> _Saved entries_:
━━━━━━
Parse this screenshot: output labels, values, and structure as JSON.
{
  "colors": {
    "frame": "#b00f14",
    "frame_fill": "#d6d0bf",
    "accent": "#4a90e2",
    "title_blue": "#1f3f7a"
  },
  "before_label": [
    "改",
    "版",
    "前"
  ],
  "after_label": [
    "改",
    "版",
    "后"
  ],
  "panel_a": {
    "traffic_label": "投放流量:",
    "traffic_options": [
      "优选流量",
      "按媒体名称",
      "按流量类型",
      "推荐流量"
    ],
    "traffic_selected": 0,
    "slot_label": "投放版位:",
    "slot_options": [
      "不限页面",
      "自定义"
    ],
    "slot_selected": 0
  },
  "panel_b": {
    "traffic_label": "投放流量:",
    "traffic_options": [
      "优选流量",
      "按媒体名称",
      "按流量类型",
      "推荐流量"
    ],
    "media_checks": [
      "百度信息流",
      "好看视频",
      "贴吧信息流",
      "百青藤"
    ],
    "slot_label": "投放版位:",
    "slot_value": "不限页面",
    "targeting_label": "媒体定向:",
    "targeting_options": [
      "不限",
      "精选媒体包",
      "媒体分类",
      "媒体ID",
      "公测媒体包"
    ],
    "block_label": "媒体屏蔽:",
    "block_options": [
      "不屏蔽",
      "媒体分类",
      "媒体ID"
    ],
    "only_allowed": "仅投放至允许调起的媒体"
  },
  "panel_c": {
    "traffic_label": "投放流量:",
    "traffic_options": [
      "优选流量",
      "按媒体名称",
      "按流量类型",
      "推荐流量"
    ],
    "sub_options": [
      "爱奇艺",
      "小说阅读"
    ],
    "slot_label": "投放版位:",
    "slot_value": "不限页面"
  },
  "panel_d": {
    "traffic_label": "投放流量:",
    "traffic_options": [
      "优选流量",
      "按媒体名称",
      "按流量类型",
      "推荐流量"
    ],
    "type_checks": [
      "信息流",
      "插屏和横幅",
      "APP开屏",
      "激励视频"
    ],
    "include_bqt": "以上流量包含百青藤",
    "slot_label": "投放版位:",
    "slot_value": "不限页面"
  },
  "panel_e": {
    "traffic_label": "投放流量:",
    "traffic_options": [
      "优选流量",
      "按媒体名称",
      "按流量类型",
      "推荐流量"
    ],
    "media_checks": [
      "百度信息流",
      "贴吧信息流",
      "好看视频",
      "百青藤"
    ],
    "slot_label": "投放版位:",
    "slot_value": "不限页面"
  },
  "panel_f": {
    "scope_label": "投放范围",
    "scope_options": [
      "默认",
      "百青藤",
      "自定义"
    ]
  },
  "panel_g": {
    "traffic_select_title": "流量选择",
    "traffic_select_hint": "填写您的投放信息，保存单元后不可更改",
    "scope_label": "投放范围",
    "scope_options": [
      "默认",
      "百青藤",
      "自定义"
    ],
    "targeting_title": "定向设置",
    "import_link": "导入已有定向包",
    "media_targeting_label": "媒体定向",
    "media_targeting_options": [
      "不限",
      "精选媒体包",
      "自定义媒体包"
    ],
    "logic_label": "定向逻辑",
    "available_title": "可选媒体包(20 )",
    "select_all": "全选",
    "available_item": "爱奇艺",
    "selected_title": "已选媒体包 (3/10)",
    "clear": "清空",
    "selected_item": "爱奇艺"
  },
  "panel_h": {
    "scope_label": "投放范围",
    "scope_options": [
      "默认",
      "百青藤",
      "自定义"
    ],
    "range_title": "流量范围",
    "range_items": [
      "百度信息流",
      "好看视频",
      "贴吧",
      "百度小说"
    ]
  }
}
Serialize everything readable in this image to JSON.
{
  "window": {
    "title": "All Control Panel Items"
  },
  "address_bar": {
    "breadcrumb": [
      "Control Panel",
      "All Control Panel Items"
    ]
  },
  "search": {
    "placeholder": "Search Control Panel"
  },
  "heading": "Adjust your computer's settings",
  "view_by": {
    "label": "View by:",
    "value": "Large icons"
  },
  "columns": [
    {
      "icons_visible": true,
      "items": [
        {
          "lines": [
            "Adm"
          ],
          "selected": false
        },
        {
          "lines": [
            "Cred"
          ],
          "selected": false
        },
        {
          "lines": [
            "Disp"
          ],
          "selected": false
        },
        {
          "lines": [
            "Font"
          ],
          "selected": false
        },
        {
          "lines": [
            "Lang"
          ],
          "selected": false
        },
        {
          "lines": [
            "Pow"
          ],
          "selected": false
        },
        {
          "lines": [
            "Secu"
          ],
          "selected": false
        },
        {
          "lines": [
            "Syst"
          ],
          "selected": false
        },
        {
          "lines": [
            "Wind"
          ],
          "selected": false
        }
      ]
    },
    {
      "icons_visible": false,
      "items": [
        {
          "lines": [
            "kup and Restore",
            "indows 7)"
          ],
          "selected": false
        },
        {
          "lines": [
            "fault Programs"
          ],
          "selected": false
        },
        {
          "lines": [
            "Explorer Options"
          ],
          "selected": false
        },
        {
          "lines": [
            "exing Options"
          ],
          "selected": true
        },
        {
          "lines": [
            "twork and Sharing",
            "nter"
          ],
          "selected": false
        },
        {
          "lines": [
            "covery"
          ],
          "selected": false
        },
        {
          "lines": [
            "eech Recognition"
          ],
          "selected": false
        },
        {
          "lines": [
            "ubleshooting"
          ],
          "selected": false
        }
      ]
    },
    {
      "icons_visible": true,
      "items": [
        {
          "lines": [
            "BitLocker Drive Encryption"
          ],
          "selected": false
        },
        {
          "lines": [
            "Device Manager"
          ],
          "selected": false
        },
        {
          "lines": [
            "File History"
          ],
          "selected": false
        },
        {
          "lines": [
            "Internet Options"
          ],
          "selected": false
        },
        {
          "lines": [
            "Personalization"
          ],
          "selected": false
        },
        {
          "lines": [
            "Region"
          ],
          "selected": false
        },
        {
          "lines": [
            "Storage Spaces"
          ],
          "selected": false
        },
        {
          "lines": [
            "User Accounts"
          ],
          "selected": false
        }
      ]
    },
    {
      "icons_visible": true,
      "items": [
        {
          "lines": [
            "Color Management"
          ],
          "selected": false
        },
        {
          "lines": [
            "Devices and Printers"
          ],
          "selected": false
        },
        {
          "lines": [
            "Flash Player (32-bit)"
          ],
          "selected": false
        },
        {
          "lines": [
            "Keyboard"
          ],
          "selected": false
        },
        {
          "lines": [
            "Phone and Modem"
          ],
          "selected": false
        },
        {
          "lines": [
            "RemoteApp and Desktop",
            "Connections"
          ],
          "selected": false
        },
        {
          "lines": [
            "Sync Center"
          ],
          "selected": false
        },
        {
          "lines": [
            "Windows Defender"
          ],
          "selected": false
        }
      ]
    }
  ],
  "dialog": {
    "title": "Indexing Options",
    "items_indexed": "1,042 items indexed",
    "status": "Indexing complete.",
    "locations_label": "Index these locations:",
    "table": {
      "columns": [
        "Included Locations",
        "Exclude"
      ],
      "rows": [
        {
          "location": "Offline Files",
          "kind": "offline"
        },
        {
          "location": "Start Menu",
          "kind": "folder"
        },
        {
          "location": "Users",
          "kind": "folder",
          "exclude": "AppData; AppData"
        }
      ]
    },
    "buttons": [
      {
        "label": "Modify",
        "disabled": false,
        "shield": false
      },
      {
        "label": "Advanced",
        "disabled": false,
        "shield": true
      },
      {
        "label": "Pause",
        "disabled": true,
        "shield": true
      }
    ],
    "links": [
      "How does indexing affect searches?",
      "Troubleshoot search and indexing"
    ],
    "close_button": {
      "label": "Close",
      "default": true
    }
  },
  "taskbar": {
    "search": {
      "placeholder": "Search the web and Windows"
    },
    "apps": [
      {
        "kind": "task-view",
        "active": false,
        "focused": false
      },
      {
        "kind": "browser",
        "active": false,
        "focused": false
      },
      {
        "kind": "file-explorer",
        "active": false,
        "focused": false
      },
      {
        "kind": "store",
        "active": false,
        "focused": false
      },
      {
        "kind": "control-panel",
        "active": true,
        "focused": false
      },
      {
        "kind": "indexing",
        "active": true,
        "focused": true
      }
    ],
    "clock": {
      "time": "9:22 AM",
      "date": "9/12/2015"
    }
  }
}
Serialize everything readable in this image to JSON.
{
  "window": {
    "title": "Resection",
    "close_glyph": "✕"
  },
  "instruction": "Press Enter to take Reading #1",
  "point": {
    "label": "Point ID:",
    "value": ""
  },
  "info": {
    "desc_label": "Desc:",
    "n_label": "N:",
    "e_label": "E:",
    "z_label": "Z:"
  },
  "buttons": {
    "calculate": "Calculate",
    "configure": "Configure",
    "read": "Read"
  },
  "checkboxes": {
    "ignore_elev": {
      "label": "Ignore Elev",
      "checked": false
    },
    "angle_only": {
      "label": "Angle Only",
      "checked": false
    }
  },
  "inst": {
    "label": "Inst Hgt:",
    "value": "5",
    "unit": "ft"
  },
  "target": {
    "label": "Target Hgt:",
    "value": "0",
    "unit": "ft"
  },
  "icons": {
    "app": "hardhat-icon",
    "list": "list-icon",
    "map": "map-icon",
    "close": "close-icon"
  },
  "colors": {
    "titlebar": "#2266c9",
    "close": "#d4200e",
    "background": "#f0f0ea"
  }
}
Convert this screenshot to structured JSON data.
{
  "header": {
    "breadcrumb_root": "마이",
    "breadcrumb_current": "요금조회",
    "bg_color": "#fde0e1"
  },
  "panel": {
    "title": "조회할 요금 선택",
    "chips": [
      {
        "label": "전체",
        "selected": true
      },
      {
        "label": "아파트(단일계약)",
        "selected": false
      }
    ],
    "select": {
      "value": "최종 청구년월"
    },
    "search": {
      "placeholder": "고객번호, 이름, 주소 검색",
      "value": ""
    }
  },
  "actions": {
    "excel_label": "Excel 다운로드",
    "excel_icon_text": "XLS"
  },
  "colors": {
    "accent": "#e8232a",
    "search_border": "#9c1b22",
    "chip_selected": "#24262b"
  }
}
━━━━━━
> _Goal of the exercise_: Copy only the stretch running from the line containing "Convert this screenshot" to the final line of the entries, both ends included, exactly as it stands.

> _Response box_:
Convert this screenshot to structured JSON data.
{
  "header": {
    "breadcrumb_root": "마이",
    "breadcrumb_current": "요금조회",
    "bg_color": "#fde0e1"
  },
  "panel": {
    "title": "조회할 요금 선택",
    "chips": [
      {
        "label": "전체",
        "selected": true
      },
      {
        "label": "아파트(단일계약)",
        "selected": false
      }
    ],
    "select": {
      "value": "최종 청구년월"
    },
    "search": {
      "placeholder": "고객번호, 이름, 주소 검색",
      "value": ""
    }
  },
  "actions": {
    "excel_label": "Excel 다운로드",
    "excel_icon_text": "XLS"
  },
  "colors": {
    "accent": "#e8232a",
    "search_border": "#9c1b22",
    "chip_selected": "#24262b"
  }
}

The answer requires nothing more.